[Data about app and page elements]

··········

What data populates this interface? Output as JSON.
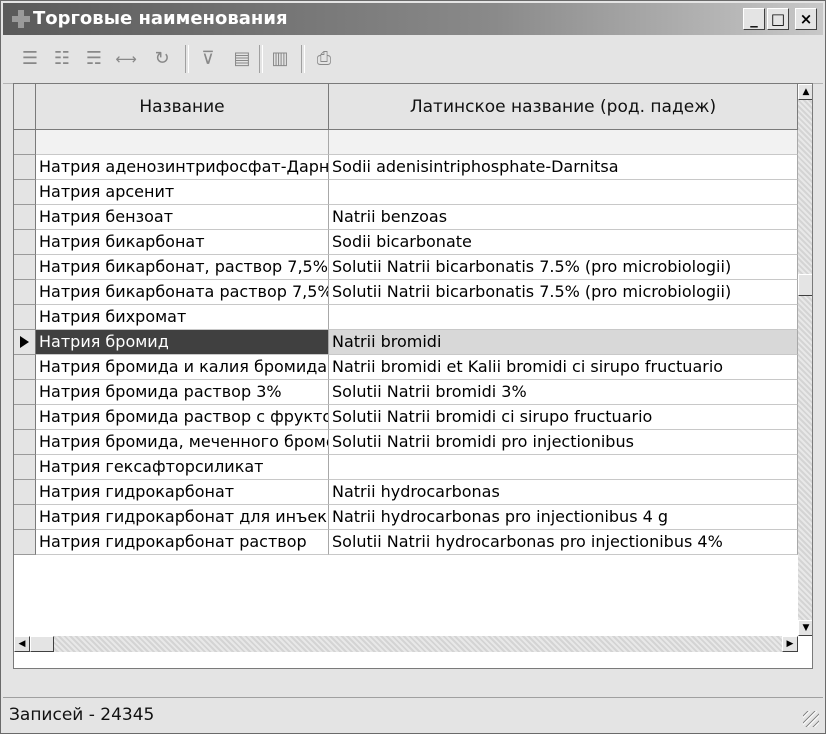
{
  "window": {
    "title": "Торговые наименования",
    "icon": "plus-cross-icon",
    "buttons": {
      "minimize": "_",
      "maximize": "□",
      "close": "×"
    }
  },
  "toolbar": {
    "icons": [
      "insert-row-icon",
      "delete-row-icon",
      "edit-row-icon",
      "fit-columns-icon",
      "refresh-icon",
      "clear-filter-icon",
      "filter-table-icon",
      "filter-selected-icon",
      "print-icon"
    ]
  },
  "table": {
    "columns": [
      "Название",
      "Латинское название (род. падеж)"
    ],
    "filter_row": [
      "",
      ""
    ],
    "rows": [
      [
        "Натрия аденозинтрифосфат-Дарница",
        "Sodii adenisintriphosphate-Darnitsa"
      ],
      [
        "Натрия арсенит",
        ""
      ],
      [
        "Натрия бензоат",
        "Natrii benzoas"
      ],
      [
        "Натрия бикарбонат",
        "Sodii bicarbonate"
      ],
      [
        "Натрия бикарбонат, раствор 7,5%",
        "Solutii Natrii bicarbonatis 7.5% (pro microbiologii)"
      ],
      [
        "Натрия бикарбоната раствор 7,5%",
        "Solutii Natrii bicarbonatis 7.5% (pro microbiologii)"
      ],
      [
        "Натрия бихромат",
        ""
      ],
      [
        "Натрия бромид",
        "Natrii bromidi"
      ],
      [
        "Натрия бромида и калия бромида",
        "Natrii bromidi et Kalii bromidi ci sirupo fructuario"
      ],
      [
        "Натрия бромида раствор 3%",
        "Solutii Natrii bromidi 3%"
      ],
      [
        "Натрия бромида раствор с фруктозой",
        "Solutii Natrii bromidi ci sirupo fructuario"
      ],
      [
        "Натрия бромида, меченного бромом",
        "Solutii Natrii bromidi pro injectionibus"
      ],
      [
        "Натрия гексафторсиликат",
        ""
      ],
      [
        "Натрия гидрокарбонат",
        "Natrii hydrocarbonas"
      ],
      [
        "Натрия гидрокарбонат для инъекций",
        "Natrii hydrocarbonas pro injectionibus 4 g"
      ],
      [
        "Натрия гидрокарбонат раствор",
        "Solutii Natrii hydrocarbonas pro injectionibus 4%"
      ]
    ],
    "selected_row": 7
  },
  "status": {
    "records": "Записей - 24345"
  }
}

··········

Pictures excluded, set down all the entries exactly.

Worked solution:
What data populates this interface? Output as JSON.
{
  "window": {
    "title": "Торговые наименования",
    "icon": "plus-cross-icon",
    "buttons": {
      "minimize": "_",
      "maximize": "□",
      "close": "×"
    }
  },
  "toolbar": {
    "icons": [
      "insert-row-icon",
      "delete-row-icon",
      "edit-row-icon",
      "fit-columns-icon",
      "refresh-icon",
      "clear-filter-icon",
      "filter-table-icon",
      "filter-selected-icon",
      "print-icon"
    ]
  },
  "table": {
    "columns": [
      "Название",
      "Латинское название (род. падеж)"
    ],
    "filter_row": [
      "",
      ""
    ],
    "rows": [
      [
        "Натрия аденозинтрифосфат-Дарница",
        "Sodii adenisintriphosphate-Darnitsa"
      ],
      [
        "Натрия арсенит",
        ""
      ],
      [
        "Натрия бензоат",
        "Natrii benzoas"
      ],
      [
        "Натрия бикарбонат",
        "Sodii bicarbonate"
      ],
      [
        "Натрия бикарбонат, раствор 7,5%",
        "Solutii Natrii bicarbonatis 7.5% (pro microbiologii)"
      ],
      [
        "Натрия бикарбоната раствор 7,5%",
        "Solutii Natrii bicarbonatis 7.5% (pro microbiologii)"
      ],
      [
        "Натрия бихромат",
        ""
      ],
      [
        "Натрия бромид",
        "Natrii bromidi"
      ],
      [
        "Натрия бромида и калия бромида",
        "Natrii bromidi et Kalii bromidi ci sirupo fructuario"
      ],
      [
        "Натрия бромида раствор 3%",
        "Solutii Natrii bromidi 3%"
      ],
      [
        "Натрия бромида раствор с фруктозой",
        "Solutii Natrii bromidi ci sirupo fructuario"
      ],
      [
        "Натрия бромида, меченного бромом",
        "Solutii Natrii bromidi pro injectionibus"
      ],
      [
        "Натрия гексафторсиликат",
        ""
      ],
      [
        "Натрия гидрокарбонат",
        "Natrii hydrocarbonas"
      ],
      [
        "Натрия гидрокарбонат для инъекций",
        "Natrii hydrocarbonas pro injectionibus 4 g"
      ],
      [
        "Натрия гидрокарбонат раствор",
        "Solutii Natrii hydrocarbonas pro injectionibus 4%"
      ]
    ],
    "selected_row": 7
  },
  "status": {
    "records": "Записей - 24345"
  }
}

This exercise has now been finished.